Supplied material:
+ + + + +
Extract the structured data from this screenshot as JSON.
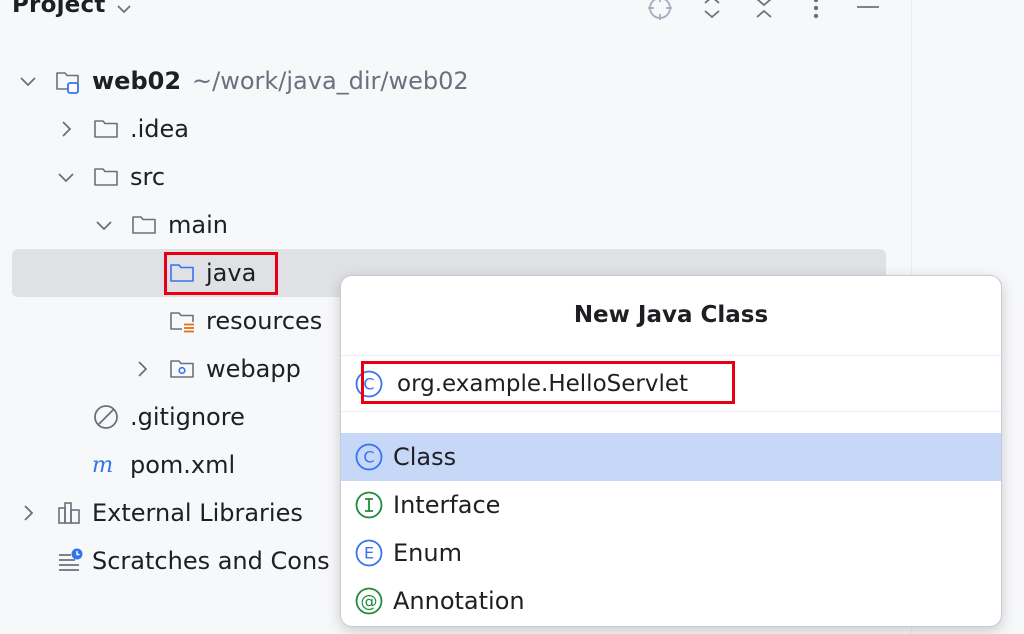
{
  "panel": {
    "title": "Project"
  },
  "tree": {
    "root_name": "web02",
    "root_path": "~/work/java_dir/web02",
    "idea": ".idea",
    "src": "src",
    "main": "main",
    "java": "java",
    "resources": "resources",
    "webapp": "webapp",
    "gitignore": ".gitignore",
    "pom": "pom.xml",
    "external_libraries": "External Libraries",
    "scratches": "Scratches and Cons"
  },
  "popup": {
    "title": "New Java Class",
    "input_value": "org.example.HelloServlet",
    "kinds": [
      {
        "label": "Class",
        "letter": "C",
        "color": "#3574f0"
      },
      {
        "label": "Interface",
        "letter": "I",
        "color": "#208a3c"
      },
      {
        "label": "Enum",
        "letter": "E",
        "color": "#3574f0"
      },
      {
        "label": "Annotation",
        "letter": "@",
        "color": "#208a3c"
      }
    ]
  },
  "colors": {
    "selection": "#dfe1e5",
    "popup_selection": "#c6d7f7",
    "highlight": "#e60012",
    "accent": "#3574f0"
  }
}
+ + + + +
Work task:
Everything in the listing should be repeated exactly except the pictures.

Expected answer:
Extract the structured data from this screenshot as JSON.
{
  "panel": {
    "title": "Project"
  },
  "tree": {
    "root_name": "web02",
    "root_path": "~/work/java_dir/web02",
    "idea": ".idea",
    "src": "src",
    "main": "main",
    "java": "java",
    "resources": "resources",
    "webapp": "webapp",
    "gitignore": ".gitignore",
    "pom": "pom.xml",
    "external_libraries": "External Libraries",
    "scratches": "Scratches and Cons"
  },
  "popup": {
    "title": "New Java Class",
    "input_value": "org.example.HelloServlet",
    "kinds": [
      {
        "label": "Class",
        "letter": "C",
        "color": "#3574f0"
      },
      {
        "label": "Interface",
        "letter": "I",
        "color": "#208a3c"
      },
      {
        "label": "Enum",
        "letter": "E",
        "color": "#3574f0"
      },
      {
        "label": "Annotation",
        "letter": "@",
        "color": "#208a3c"
      }
    ]
  },
  "colors": {
    "selection": "#dfe1e5",
    "popup_selection": "#c6d7f7",
    "highlight": "#e60012",
    "accent": "#3574f0"
  }
}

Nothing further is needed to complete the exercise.